A Powerful Sadness
My CCL (Cantankerous Cat Lady) told me about an incident she observed that had its base in some very powerful memories. She talks of her black cat, Sam, from her Spruce Island days, and of his mate, the little Siamese, Lou. The two were a pair that had bonded for life.
Sam died of an illness; thus, Lou lost her mate. Oh, she grieved! Such memories are bittersweet. She would come to the kitchen to eat her meals, but then she would return to the bed in the loft that she had shared with her mate.
Though Sam was no longer there, Sam’s smell in their shared bed remained, and now that odor became the last trace remaining of her true love.
Lou kept up that behavior for days. Then, one evening, CCL played with Lou’s sister, Poo, in the kitchen, using a tempting wand toy. From her loft bed, Lou could watch them play. After a time, she couldn’t remain apart any longer. She came down the stairs and joined in the play.

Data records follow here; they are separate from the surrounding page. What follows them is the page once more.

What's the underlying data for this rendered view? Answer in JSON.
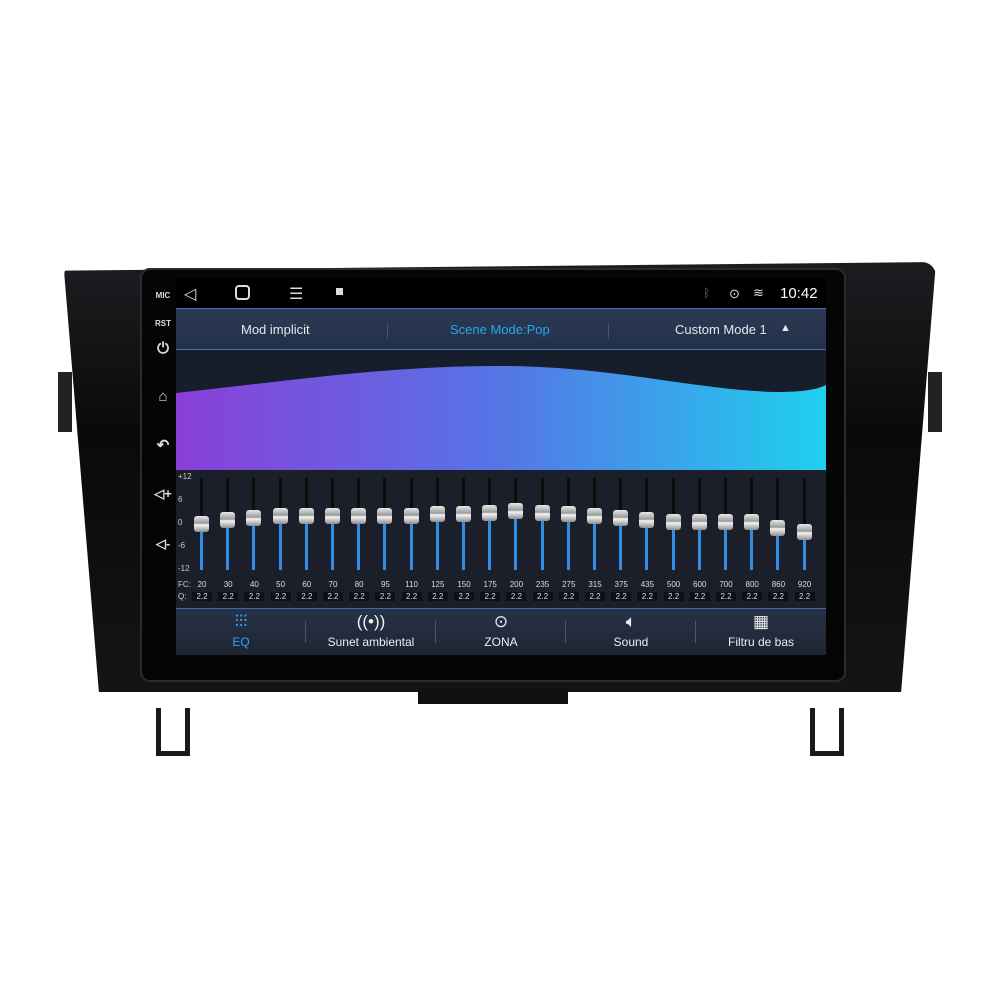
{
  "side_buttons": [
    {
      "label": "MIC"
    },
    {
      "label": "RST"
    },
    {
      "icon": "power-icon"
    },
    {
      "icon": "home-icon"
    },
    {
      "icon": "back-icon"
    },
    {
      "icon": "volume-up-icon"
    },
    {
      "icon": "volume-down-icon"
    }
  ],
  "status": {
    "time": "10:42",
    "icons": [
      "back-icon",
      "home-icon",
      "menu-icon",
      "gallery-icon",
      "bluetooth-icon",
      "location-icon",
      "wifi-icon"
    ]
  },
  "header": {
    "left": "Mod implicit",
    "center": "Scene Mode:Pop",
    "right": "Custom Mode 1",
    "accent": "#2aa7ec"
  },
  "eq": {
    "scale": [
      "+12",
      "6",
      "0",
      "-6",
      "-12"
    ],
    "fc_label": "FC:",
    "q_label": "Q:",
    "bands": [
      {
        "fc": "20",
        "q": "2.2",
        "gain": 0
      },
      {
        "fc": "30",
        "q": "2.2",
        "gain": 1
      },
      {
        "fc": "40",
        "q": "2.2",
        "gain": 1.5
      },
      {
        "fc": "50",
        "q": "2.2",
        "gain": 2
      },
      {
        "fc": "60",
        "q": "2.2",
        "gain": 2
      },
      {
        "fc": "70",
        "q": "2.2",
        "gain": 2
      },
      {
        "fc": "80",
        "q": "2.2",
        "gain": 2
      },
      {
        "fc": "95",
        "q": "2.2",
        "gain": 2
      },
      {
        "fc": "110",
        "q": "2.2",
        "gain": 2
      },
      {
        "fc": "125",
        "q": "2.2",
        "gain": 2.5
      },
      {
        "fc": "150",
        "q": "2.2",
        "gain": 2.5
      },
      {
        "fc": "175",
        "q": "2.2",
        "gain": 3
      },
      {
        "fc": "200",
        "q": "2.2",
        "gain": 3.5
      },
      {
        "fc": "235",
        "q": "2.2",
        "gain": 3
      },
      {
        "fc": "275",
        "q": "2.2",
        "gain": 2.5
      },
      {
        "fc": "315",
        "q": "2.2",
        "gain": 2
      },
      {
        "fc": "375",
        "q": "2.2",
        "gain": 1.5
      },
      {
        "fc": "435",
        "q": "2.2",
        "gain": 1
      },
      {
        "fc": "500",
        "q": "2.2",
        "gain": 0.5
      },
      {
        "fc": "600",
        "q": "2.2",
        "gain": 0.5
      },
      {
        "fc": "700",
        "q": "2.2",
        "gain": 0.5
      },
      {
        "fc": "800",
        "q": "2.2",
        "gain": 0.5
      },
      {
        "fc": "860",
        "q": "2.2",
        "gain": -1
      },
      {
        "fc": "920",
        "q": "2.2",
        "gain": -2
      }
    ]
  },
  "tabs": [
    {
      "label": "EQ",
      "icon": "equalizer-icon",
      "active": true
    },
    {
      "label": "Sunet ambiental",
      "icon": "surround-icon"
    },
    {
      "label": "ZONA",
      "icon": "zone-target-icon"
    },
    {
      "label": "Sound",
      "icon": "speaker-icon"
    },
    {
      "label": "Filtru de bas",
      "icon": "bass-filter-icon"
    }
  ]
}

After that, CCL played with both cats regularly for some days, until Lou finally returned to her routine of exploring, hunting, and playing on the beach. Her grieving was replaced with some fond memories. Life went on.
Some Lucinda Memories
As for me, Lucinda, I will share a few of my memories:
My earliest remembrance comes from the time when I still nursed at my mother’s breast. I remember the softness and warmth of her body and the sweetness of her milk. My paws kneaded her breast to bring on the magic flow.
Now, in memory, I still knead with my paws on something soft as I go to sleep.
I remember wild hunts when I located my prey by stealth and then pounced upon the hapless victim before he could run away. Victorious again! Not only do I recall those wonderful hunts, but I also remember the places where the hunting brought much success.
I remember certain visitors who come by our house. I know they will play with me and give me sweet cuddles, and I come to greet them in anticipation of our interaction.
My notorious nose helps me remember a particular scent of a food I really like. My CCL knows she will get an enthusiastic response from me if she offers this taste treat. Ah! I can almost taste it now…
Not All Memories Are Happy Ones
Of course, we cats might have some sad and scary memories. If our two-legged abused us or mistreated us in some way, we will remember and perhaps withdraw our trust. Sometimes a cat has had so many bad experiences that he will run and hide from everyone.
Sometimes cats can become depressed, too. I think when Lou lost her mate, she might have suffered a bit of depression, until CCL drew her out of her sadness and depression with play.
However, unless we have become trapped in a sad, bad memory and can’t seem to regain our emotional balance, we tend to live always in the moment. Our memories may bring us a moment of sadness, but since our time focuses on now, we will draw our strength from the present.
Here’s a reminder: Be kind to your cat. If the cat seems traumatized or upset, try to find out why. The cat may be grieving some loss, or perhaps remembers some negative event.
We cats can remember things for a long time, so do help us to build positive, happy memories.
New Research Finds Cat Memory Genes
CCL showed me an article from petkeen.com that states that a house cat’s memory proves better than that of a wild cat. Scientists have found specific genes in house cats that deal with memory formation. Wild cats do not have these genes.
CCL remarked on this information. She has always felt that if a two-legged interacts regularly with her cat; talks to kitty; plays with him; it can help improve the cat’s intelligence. Memory-building becomes a nice trade-off for moving into domesticity.
So, now you know. We do remember things, sometimes for a long time. We don’t have memorial holidays as you do, but we still recall many things, and we still feel the emotions that accompany that memory. We will remember you, our two-legged, for a long, long time.
Here is a video about cats and memory that you might find enjoyable.
Here is a link to the article about cat memory genes: